The efficiency and parallel speedup plots revealed that different types of models had different parallelization efficiency. The next question is how a model can be made more parallelizable.

The main calculation loop in OLGA would be the time loop, which tracks time from the beginning to the end. Reading input files, tab files and other sequential steps would be the initial sequence. Final post-processing could include closing file handles and releasing memory.

We used this background to calculate the parallel efficiency curves using an exponential function:



The parallel efficiency is mu_ptext

ctext refers to the parallel efficiency decay factor.

n_ptext refers to the number of threads.

The parallel efficiency decay factor is what I refer to as the calculated c factor. The decay factor can be plotted as a function o various aspects of the model. The decay factor is strongly related to the model runtime as well as the number of sections.

Let’s sum it all…

Let’s return to hardware choices. They have a significant impact on OLGA speed. The number of cores and clock speeds, as well as I/O speed, are all important factors. OLGA versions that are more recent have multithreaded capabilities, which allow them to run faster by using multiple processor cores. We performed a thorough analysis of how cores affect OLGA speed, and whether cores are worth the money.

OLGA defaults at using as many threads and cores as possible. Our analysis showed that 4 threads were the fastest, with a 75% parallel efficiency. The speedup is generally greater for simulations that are more computationally intensive. Multi-threading was not helpful for short simulations. For a simulation with 7000 sections, switching from 4 to 8 threads did not increase the speed. The parallel efficiency decreases as you go beyond 4 threads. Based on our analysis, we believe that 4 threads is a good number for running flow assurance models within OLGA. This could be fiddled with for specific models, but I wouldn’t recommend it.

Running flow assurance models in OLGA requires four threads.

In keeping with our findings, OLGA recommends that you use all available cores to run simultaneous simulations and not to speed up individual simulations. This advice is however a little too optimistic. A majority of professional laptops and desktops today have four cores, but they don’t have the hard drive access speeds necessary to support simultaneous simulations or data writing. The middle is the best choice.
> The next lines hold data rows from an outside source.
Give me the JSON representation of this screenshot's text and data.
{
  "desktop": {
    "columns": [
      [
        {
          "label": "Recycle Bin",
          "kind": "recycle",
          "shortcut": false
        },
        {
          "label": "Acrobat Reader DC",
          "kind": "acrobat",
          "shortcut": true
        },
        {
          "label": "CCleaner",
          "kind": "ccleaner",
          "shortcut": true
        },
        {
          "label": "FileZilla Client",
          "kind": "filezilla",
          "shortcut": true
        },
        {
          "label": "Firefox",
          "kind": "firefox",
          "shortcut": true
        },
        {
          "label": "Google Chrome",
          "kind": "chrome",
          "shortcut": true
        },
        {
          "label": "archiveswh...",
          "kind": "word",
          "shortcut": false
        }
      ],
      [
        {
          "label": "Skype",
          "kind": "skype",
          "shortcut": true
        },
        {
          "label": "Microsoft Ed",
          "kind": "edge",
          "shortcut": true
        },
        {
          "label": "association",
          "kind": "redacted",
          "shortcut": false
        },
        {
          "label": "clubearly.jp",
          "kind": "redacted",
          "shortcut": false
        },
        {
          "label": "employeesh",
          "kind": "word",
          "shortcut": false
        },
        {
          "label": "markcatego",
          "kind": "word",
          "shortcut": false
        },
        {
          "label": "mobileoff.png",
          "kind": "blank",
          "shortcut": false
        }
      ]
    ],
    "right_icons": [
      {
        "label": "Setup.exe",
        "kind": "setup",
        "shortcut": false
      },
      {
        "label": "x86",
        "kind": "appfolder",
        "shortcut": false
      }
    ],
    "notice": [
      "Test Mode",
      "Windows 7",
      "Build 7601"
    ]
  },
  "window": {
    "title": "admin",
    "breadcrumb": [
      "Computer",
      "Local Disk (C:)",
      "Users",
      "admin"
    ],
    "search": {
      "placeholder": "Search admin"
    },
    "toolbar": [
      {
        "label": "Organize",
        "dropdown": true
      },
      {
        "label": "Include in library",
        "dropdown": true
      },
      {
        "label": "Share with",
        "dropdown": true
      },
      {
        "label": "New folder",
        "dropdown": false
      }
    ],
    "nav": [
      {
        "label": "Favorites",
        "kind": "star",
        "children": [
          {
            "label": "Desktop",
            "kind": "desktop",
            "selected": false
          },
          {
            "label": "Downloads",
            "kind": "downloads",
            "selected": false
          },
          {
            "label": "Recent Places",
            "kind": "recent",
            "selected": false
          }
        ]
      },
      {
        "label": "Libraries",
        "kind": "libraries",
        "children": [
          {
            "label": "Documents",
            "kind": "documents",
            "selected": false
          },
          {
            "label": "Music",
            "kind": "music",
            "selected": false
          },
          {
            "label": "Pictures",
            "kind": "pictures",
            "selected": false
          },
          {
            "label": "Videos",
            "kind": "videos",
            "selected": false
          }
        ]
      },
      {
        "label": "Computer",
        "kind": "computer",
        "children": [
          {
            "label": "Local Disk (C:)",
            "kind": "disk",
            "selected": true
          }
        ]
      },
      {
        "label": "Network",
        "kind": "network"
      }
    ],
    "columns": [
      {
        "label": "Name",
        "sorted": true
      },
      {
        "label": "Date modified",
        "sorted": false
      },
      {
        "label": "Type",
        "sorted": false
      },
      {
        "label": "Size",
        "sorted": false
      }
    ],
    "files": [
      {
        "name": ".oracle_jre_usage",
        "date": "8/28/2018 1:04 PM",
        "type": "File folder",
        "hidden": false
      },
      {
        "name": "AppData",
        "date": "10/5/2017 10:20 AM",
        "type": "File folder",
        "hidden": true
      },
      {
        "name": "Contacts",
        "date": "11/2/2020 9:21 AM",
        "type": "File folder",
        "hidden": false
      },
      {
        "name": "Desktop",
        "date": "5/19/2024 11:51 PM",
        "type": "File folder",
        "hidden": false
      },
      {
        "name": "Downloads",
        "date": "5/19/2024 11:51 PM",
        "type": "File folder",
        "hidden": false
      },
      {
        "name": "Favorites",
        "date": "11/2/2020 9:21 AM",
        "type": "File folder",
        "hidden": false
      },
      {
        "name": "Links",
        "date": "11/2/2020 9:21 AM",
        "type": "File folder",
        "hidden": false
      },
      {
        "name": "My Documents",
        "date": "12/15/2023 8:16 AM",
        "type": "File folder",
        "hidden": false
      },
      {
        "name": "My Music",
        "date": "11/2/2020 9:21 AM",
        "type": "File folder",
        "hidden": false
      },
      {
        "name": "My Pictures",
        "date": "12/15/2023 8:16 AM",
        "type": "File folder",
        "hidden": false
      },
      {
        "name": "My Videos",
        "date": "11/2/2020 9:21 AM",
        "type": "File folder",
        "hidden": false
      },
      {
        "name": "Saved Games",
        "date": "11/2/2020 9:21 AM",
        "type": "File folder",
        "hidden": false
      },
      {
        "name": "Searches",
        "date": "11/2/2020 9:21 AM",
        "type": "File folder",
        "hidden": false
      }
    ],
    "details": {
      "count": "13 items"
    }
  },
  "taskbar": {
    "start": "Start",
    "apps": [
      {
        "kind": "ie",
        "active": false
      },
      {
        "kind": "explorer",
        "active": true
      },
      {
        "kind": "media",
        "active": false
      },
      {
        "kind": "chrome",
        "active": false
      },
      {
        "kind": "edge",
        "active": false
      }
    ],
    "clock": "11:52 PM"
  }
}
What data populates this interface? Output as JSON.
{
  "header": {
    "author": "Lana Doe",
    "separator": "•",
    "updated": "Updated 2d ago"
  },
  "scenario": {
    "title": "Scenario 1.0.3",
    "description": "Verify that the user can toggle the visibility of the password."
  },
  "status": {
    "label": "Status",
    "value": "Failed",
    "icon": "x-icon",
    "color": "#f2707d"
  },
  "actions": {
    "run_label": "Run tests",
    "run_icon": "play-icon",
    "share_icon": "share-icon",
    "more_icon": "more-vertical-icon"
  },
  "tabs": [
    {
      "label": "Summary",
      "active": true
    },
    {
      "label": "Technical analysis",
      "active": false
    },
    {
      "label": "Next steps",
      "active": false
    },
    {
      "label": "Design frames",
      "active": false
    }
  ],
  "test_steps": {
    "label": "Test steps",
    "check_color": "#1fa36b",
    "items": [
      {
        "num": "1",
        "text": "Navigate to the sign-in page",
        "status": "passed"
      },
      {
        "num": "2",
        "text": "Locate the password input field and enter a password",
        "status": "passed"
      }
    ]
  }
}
When making a hardware purchasing decision, I wouldn’t go beyond 4 cores for a computer that has a mechanical hard disk. The storage option is just as important as the processor choice if you have enough OLGA licences and wish to centralize your simulations. To maximize parallel efficiency, I recommend setting OMP_NUM_THREADS environment to 4.